Input data section start

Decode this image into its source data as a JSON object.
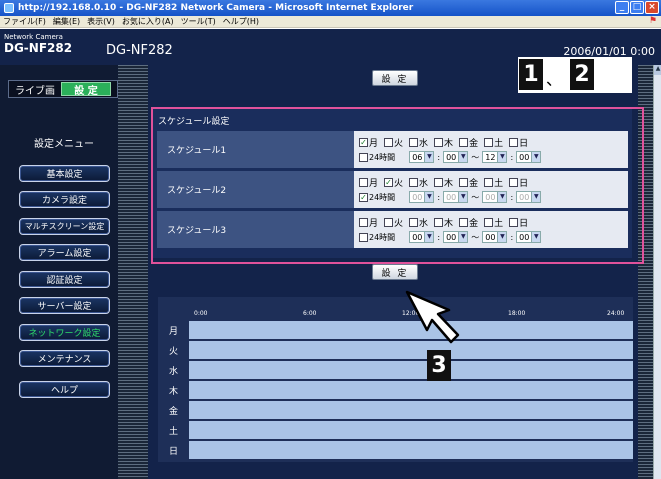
{
  "window": {
    "title": "http://192.168.0.10 - DG-NF282 Network Camera - Microsoft Internet Explorer",
    "menu": [
      "ファイル(F)",
      "編集(E)",
      "表示(V)",
      "お気に入り(A)",
      "ツール(T)",
      "ヘルプ(H)"
    ]
  },
  "header": {
    "model_small_line1": "Network Camera",
    "model_big": "DG-NF282",
    "model_mid": "DG-NF282",
    "datetime": "2006/01/01 0:00"
  },
  "sidebar": {
    "live_label": "ライブ画",
    "setting_label": "設 定",
    "menu_title": "設定メニュー",
    "items": [
      {
        "label": "基本設定"
      },
      {
        "label": "カメラ設定"
      },
      {
        "label": "マルチスクリーン設定"
      },
      {
        "label": "アラーム設定"
      },
      {
        "label": "認証設定"
      },
      {
        "label": "サーバー設定"
      },
      {
        "label": "ネットワーク設定"
      },
      {
        "label": "メンテナンス"
      },
      {
        "label": "ヘルプ"
      }
    ]
  },
  "main": {
    "top_button": "設 定",
    "bottom_button": "設 定",
    "schedule_title": "スケジュール設定",
    "days": [
      "月",
      "火",
      "水",
      "木",
      "金",
      "土",
      "日"
    ],
    "all_day_label": "24時間",
    "range_sep": "〜",
    "schedules": [
      {
        "label": "スケジュール1",
        "checked": [
          true,
          false,
          false,
          false,
          false,
          false,
          false
        ],
        "all_day": false,
        "start_h": "06",
        "start_m": "00",
        "end_h": "12",
        "end_m": "00",
        "disabled": false
      },
      {
        "label": "スケジュール2",
        "checked": [
          false,
          true,
          false,
          false,
          false,
          false,
          false
        ],
        "all_day": true,
        "start_h": "00",
        "start_m": "00",
        "end_h": "00",
        "end_m": "00",
        "disabled": true
      },
      {
        "label": "スケジュール3",
        "checked": [
          false,
          false,
          false,
          false,
          false,
          false,
          false
        ],
        "all_day": false,
        "start_h": "00",
        "start_m": "00",
        "end_h": "00",
        "end_m": "00",
        "disabled": false
      }
    ],
    "timeline_hours": [
      "0:00",
      "6:00",
      "12:00",
      "18:00",
      "24:00"
    ]
  },
  "callouts": {
    "c1": "1",
    "sep": "、",
    "c2": "2",
    "c3": "3"
  }
}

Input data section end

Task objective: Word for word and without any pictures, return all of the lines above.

Answer box:
Decode this image into its source data as a JSON object.
{
  "window": {
    "title": "http://192.168.0.10 - DG-NF282 Network Camera - Microsoft Internet Explorer",
    "menu": [
      "ファイル(F)",
      "編集(E)",
      "表示(V)",
      "お気に入り(A)",
      "ツール(T)",
      "ヘルプ(H)"
    ]
  },
  "header": {
    "model_small_line1": "Network Camera",
    "model_big": "DG-NF282",
    "model_mid": "DG-NF282",
    "datetime": "2006/01/01 0:00"
  },
  "sidebar": {
    "live_label": "ライブ画",
    "setting_label": "設 定",
    "menu_title": "設定メニュー",
    "items": [
      {
        "label": "基本設定"
      },
      {
        "label": "カメラ設定"
      },
      {
        "label": "マルチスクリーン設定"
      },
      {
        "label": "アラーム設定"
      },
      {
        "label": "認証設定"
      },
      {
        "label": "サーバー設定"
      },
      {
        "label": "ネットワーク設定"
      },
      {
        "label": "メンテナンス"
      },
      {
        "label": "ヘルプ"
      }
    ]
  },
  "main": {
    "top_button": "設 定",
    "bottom_button": "設 定",
    "schedule_title": "スケジュール設定",
    "days": [
      "月",
      "火",
      "水",
      "木",
      "金",
      "土",
      "日"
    ],
    "all_day_label": "24時間",
    "range_sep": "〜",
    "schedules": [
      {
        "label": "スケジュール1",
        "checked": [
          true,
          false,
          false,
          false,
          false,
          false,
          false
        ],
        "all_day": false,
        "start_h": "06",
        "start_m": "00",
        "end_h": "12",
        "end_m": "00",
        "disabled": false
      },
      {
        "label": "スケジュール2",
        "checked": [
          false,
          true,
          false,
          false,
          false,
          false,
          false
        ],
        "all_day": true,
        "start_h": "00",
        "start_m": "00",
        "end_h": "00",
        "end_m": "00",
        "disabled": true
      },
      {
        "label": "スケジュール3",
        "checked": [
          false,
          false,
          false,
          false,
          false,
          false,
          false
        ],
        "all_day": false,
        "start_h": "00",
        "start_m": "00",
        "end_h": "00",
        "end_m": "00",
        "disabled": false
      }
    ],
    "timeline_hours": [
      "0:00",
      "6:00",
      "12:00",
      "18:00",
      "24:00"
    ]
  },
  "callouts": {
    "c1": "1",
    "sep": "、",
    "c2": "2",
    "c3": "3"
  }
}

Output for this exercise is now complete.